TASK GOAL ▸ Would you retype every record below exactly as written?

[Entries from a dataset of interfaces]
§

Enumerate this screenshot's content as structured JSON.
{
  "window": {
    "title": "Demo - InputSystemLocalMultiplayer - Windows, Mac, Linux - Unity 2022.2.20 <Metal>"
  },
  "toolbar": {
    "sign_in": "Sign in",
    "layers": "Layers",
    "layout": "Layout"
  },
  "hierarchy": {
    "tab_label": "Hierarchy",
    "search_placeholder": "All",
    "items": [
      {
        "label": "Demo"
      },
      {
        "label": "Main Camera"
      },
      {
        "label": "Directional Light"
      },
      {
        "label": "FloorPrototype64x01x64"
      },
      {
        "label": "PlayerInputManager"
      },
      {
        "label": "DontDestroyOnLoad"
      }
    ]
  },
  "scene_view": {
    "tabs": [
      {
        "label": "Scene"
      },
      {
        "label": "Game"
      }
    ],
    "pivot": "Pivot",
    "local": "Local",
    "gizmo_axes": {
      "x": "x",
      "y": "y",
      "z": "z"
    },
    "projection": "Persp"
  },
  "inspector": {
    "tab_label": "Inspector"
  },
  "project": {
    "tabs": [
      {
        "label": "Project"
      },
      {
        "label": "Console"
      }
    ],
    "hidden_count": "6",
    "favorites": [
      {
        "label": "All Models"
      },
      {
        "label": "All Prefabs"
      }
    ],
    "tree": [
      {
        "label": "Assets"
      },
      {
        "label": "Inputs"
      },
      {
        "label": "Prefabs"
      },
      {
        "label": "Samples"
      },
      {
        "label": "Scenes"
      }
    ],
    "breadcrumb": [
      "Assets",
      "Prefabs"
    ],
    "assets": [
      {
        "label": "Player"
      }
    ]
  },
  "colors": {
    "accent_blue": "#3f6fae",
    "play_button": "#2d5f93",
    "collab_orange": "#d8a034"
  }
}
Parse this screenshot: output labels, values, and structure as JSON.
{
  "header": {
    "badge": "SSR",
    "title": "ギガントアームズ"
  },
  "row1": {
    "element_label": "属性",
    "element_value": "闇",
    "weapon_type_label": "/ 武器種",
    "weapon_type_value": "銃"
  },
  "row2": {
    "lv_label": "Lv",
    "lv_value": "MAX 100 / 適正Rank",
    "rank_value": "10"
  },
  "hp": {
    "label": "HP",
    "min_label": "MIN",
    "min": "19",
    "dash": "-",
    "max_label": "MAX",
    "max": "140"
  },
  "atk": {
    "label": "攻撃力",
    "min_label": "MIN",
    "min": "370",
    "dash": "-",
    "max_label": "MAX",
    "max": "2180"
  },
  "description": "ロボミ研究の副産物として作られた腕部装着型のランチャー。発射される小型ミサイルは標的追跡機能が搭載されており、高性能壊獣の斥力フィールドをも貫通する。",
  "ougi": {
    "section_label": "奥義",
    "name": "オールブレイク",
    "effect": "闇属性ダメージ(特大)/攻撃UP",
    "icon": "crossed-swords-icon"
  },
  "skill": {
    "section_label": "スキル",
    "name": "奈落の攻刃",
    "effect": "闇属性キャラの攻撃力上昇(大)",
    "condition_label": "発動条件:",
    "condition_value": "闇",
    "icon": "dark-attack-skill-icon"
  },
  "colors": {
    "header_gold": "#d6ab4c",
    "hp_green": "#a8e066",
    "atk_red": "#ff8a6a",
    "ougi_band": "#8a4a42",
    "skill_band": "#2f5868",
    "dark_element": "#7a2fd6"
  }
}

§

EXPECTED OUTPUT ▸
Enumerate this screenshot's content as structured JSON.
{
  "window": {
    "title": "Demo - InputSystemLocalMultiplayer - Windows, Mac, Linux - Unity 2022.2.20 <Metal>"
  },
  "toolbar": {
    "sign_in": "Sign in",
    "layers": "Layers",
    "layout": "Layout"
  },
  "hierarchy": {
    "tab_label": "Hierarchy",
    "search_placeholder": "All",
    "items": [
      {
        "label": "Demo"
      },
      {
        "label": "Main Camera"
      },
      {
        "label": "Directional Light"
      },
      {
        "label": "FloorPrototype64x01x64"
      },
      {
        "label": "PlayerInputManager"
      },
      {
        "label": "DontDestroyOnLoad"
      }
    ]
  },
  "scene_view": {
    "tabs": [
      {
        "label": "Scene"
      },
      {
        "label": "Game"
      }
    ],
    "pivot": "Pivot",
    "local": "Local",
    "gizmo_axes": {
      "x": "x",
      "y": "y",
      "z": "z"
    },
    "projection": "Persp"
  },
  "inspector": {
    "tab_label": "Inspector"
  },
  "project": {
    "tabs": [
      {
        "label": "Project"
      },
      {
        "label": "Console"
      }
    ],
    "hidden_count": "6",
    "favorites": [
      {
        "label": "All Models"
      },
      {
        "label": "All Prefabs"
      }
    ],
    "tree": [
      {
        "label": "Assets"
      },
      {
        "label": "Inputs"
      },
      {
        "label": "Prefabs"
      },
      {
        "label": "Samples"
      },
      {
        "label": "Scenes"
      }
    ],
    "breadcrumb": [
      "Assets",
      "Prefabs"
    ],
    "assets": [
      {
        "label": "Player"
      }
    ]
  },
  "colors": {
    "accent_blue": "#3f6fae",
    "play_button": "#2d5f93",
    "collab_orange": "#d8a034"
  }
}
Parse this screenshot: output labels, values, and structure as JSON.
{
  "header": {
    "badge": "SSR",
    "title": "ギガントアームズ"
  },
  "row1": {
    "element_label": "属性",
    "element_value": "闇",
    "weapon_type_label": "/ 武器種",
    "weapon_type_value": "銃"
  },
  "row2": {
    "lv_label": "Lv",
    "lv_value": "MAX 100 / 適正Rank",
    "rank_value": "10"
  },
  "hp": {
    "label": "HP",
    "min_label": "MIN",
    "min": "19",
    "dash": "-",
    "max_label": "MAX",
    "max": "140"
  },
  "atk": {
    "label": "攻撃力",
    "min_label": "MIN",
    "min": "370",
    "dash": "-",
    "max_label": "MAX",
    "max": "2180"
  },
  "description": "ロボミ研究の副産物として作られた腕部装着型のランチャー。発射される小型ミサイルは標的追跡機能が搭載されており、高性能壊獣の斥力フィールドをも貫通する。",
  "ougi": {
    "section_label": "奥義",
    "name": "オールブレイク",
    "effect": "闇属性ダメージ(特大)/攻撃UP",
    "icon": "crossed-swords-icon"
  },
  "skill": {
    "section_label": "スキル",
    "name": "奈落の攻刃",
    "effect": "闇属性キャラの攻撃力上昇(大)",
    "condition_label": "発動条件:",
    "condition_value": "闇",
    "icon": "dark-attack-skill-icon"
  },
  "colors": {
    "header_gold": "#d6ab4c",
    "hp_green": "#a8e066",
    "atk_red": "#ff8a6a",
    "ougi_band": "#8a4a42",
    "skill_band": "#2f5868",
    "dark_element": "#7a2fd6"
  }
}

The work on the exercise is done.